The Ambassador interjected that he did not wish to be misunderstood. His Government had developed a very fine relationship with the DLF and he was sure the people there were understanding and sympathetic to Yugoslavia’s problems. Progress was slow, however, because of their heavy workload.

Mr. Dillon said that he would look into the problem. With regard to the IBRD, he thought that the problem of financing state-owned enterprises could be overcome by having them finance hydroelectric power projects. Mr. Black’s objections, he thought, would not extend to state-owned public utilities.
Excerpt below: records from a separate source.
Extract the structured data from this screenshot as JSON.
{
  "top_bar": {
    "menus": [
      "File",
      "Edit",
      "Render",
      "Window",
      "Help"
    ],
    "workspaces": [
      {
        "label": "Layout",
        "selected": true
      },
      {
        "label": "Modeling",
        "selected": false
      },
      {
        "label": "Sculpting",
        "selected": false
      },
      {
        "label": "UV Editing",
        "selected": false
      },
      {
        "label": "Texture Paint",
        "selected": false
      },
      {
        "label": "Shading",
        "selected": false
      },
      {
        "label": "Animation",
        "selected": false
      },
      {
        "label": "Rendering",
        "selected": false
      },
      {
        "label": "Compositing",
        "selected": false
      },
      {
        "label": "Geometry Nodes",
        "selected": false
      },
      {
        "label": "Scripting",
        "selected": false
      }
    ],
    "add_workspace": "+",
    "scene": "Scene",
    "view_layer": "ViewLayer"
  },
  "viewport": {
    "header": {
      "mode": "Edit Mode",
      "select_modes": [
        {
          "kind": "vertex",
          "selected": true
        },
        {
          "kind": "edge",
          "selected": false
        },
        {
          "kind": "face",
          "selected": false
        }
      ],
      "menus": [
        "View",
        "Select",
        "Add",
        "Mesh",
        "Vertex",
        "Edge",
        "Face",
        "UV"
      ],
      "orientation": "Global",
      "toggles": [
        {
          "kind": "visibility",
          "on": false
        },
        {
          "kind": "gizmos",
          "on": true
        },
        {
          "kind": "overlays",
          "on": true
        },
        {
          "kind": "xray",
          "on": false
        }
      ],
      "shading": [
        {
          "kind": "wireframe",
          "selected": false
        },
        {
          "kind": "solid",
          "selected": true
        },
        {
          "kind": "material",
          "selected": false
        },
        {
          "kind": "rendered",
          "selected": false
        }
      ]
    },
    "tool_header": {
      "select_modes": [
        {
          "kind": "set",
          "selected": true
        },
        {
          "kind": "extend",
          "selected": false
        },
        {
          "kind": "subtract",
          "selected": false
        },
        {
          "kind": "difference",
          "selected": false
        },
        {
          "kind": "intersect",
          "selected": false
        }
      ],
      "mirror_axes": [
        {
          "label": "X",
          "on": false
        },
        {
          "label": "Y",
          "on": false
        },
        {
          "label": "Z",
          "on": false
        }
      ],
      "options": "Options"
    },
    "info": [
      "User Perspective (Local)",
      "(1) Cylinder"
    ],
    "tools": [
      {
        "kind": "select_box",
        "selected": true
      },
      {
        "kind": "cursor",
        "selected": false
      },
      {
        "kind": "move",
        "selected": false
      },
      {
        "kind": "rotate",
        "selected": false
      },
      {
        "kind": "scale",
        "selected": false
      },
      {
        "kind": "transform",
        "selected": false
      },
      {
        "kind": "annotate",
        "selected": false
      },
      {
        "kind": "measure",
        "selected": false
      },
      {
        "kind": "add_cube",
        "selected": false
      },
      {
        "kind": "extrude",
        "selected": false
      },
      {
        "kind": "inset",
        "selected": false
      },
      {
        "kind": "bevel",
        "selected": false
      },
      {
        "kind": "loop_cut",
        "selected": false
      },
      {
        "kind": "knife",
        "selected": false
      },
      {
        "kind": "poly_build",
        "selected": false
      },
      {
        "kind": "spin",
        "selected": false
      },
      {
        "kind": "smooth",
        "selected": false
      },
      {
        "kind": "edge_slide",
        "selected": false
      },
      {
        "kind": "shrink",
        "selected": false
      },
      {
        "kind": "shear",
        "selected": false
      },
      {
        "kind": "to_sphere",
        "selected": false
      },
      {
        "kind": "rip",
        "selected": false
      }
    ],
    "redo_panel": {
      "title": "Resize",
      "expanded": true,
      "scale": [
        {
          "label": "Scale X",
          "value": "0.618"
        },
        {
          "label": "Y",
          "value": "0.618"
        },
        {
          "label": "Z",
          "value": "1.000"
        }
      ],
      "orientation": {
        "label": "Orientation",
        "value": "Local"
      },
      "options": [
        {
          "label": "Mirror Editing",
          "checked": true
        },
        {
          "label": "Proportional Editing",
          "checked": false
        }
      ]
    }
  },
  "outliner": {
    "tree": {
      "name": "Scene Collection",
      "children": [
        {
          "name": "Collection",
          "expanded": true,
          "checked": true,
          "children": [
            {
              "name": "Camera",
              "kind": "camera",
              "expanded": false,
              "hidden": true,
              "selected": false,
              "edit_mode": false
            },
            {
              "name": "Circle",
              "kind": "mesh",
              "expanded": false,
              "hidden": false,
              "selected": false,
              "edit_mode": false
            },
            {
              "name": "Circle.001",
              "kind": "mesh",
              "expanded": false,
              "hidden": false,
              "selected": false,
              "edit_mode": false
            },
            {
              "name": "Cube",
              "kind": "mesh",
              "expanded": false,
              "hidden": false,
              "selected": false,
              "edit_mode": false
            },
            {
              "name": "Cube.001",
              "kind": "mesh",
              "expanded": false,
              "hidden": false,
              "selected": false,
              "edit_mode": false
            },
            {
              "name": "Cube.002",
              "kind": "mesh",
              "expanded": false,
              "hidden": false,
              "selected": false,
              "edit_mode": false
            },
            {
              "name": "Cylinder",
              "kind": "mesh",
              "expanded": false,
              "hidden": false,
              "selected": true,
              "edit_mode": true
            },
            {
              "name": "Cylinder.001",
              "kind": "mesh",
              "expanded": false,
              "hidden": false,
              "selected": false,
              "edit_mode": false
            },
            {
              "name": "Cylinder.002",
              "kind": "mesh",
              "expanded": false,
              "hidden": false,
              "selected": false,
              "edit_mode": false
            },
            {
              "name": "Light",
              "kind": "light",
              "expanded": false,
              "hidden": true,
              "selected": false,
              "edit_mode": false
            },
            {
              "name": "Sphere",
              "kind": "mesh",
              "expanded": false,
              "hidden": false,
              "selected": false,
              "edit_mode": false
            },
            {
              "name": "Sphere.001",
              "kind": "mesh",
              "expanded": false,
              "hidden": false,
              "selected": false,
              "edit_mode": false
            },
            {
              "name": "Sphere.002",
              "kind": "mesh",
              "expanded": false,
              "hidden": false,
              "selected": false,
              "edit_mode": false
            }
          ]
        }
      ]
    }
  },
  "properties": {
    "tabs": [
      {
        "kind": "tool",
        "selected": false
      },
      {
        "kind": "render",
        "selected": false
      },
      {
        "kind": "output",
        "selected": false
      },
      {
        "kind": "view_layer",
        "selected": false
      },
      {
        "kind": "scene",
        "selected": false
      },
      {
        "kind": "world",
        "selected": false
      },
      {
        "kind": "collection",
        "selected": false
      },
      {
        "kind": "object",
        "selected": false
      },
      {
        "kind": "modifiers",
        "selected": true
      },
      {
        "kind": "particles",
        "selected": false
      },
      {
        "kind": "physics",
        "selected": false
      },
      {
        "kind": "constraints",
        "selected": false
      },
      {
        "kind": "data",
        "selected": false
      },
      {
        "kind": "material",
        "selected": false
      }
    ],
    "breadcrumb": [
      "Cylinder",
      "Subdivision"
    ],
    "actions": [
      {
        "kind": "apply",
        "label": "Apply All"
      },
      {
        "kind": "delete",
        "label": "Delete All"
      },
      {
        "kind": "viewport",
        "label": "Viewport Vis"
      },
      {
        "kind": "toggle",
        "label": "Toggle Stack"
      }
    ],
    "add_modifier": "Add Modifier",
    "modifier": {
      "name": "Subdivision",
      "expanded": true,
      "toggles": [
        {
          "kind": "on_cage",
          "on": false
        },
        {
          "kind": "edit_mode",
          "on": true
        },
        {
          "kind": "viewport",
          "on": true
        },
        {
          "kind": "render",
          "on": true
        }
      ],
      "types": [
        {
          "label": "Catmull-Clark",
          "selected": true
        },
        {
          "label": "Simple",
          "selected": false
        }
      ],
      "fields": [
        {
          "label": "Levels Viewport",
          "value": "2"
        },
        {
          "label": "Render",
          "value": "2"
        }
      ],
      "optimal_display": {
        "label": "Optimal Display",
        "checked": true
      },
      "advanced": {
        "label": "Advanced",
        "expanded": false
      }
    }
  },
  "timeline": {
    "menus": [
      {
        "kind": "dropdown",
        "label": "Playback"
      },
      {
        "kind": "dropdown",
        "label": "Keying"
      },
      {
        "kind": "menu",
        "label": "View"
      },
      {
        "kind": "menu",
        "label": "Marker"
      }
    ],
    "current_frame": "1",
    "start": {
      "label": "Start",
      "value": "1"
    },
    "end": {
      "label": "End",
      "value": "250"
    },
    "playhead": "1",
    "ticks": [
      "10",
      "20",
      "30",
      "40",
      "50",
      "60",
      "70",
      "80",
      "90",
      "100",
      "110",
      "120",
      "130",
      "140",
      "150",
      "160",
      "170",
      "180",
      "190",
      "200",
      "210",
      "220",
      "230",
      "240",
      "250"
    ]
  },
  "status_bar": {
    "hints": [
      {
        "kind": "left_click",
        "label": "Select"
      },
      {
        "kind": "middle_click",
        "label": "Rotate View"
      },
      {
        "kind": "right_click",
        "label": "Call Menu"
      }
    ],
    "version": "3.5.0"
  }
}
The Ambassador next raised the second matter he wished to discuss, the decision of his Government to simplify its foreign exchange system. This, he said, had been a goal of his Government for many years but it had now become imperative since Yugoslavia wished to develop as a part of the world economy. He pointed to Yugoslavia’s recent association with the GATT,3 its association with the OEEC4 and its interest in association with the successor organization to the OEEC as evidence of its desire to be integrated into the world economy.

The decision has now been made to introduce a customs tariff and to eliminate multiple exchange rates during the period of the next five year plan. It is felt, however, that the task could be accomplished in a [Page 405] much shorter time with help from abroad. Therefore the IMF has been approached on the problem. Mr. Jacobsen had expressed his pleasure over the idea and indicated that the Fund would like to help. He had agreed, therefore, to send a mission to Yugoslavia in May. The Ambassador stated that he hoped the US would also become interested in the idea and would extend its support. Even if the Fund found the plan worthy of support its resources might not be sufficient, and help would have to be sought from other countries.
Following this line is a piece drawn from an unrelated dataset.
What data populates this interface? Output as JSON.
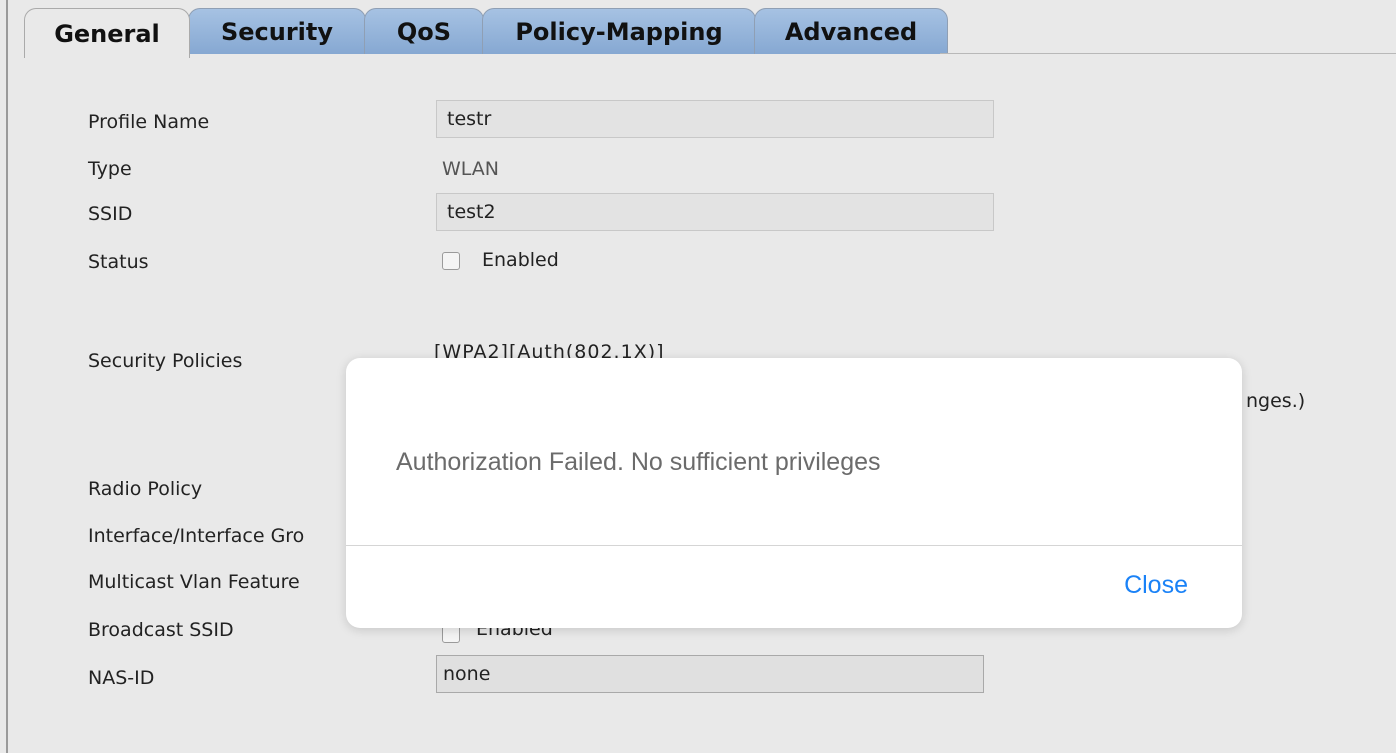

Mr. Dillon stated that we looked upon this development very favorably and we wished to support it in every way we can. The final decision, of course, will depend on the report of the IMF mission. He cautioned, however, that we might have some problem in extending material support since we have no agency or source of funds to supplement the resources of the IMF. While we have in the past joined with the IMF in similar plans for Spain, Turkey and Argentina, what we did was to indicate the assistance we planned to extend over some period of time. In fact we did not do more than we would have done in any event but by indicating in advance our intentions, we gave a psychological boost to the efforts of the IMF. The only case where additional aid was provided was in Spain and this was done through the medium of the OEEC. Mr. Dillon suggested that it might be useful for the Ambassador to talk to Mr. Waugh about this development. He thought Mr. Waugh would be interested in it and it might provide some stimulus for action by the Export-Import Bank.

As a final matter, the Ambassador reminded Mr. Dillon of the wish of the Yugoslav Government to have Mr. Dillon visit Yugoslavia. The Under Secretary indicated that he planned to attend the Ministerial Meeting of ECOSOC in Geneva in July.5 Following the meeting he planned to go to Vienna for a day or two and he could then go to Yugoslavia for three, four or five days. While he did not know the precise dates, he thought he might be in Yugoslavia between the 17th and 21st of July.

The Ambassador expressed his pleasure at this news and stated that he would inform his Government immediately.

The Under Secretary said that he was looking forward to the visit and unless something unforeseen arises he expected to make the visit.

  1. Source: Department of State, Secretary’s Memoranda of Conversation: Lot 64 D 199. Confidential. Drafted by Katz and approved in U on March 28.
  2. Reference is to Title II of the Appropriations Act of 1933 (P.L. 428), enacted March 3, 1933. For text of this act, see 47 Stat. 1489.
  3. During Dillon’s trip to London, Paris, and Bonn December 7–14. No documentation on Dillon’s discussions with Popovic has been found.
  4. Yugoslavia’s application for association with GATT was formally accepted during the October 26–November 20, 1959, GATT meeting in Tokyo.
  5. Yugoslavia received observer status with the OEEC in 1956.
  6. The U.N. Economic and Social Council was scheduled to meet July 5–August 3.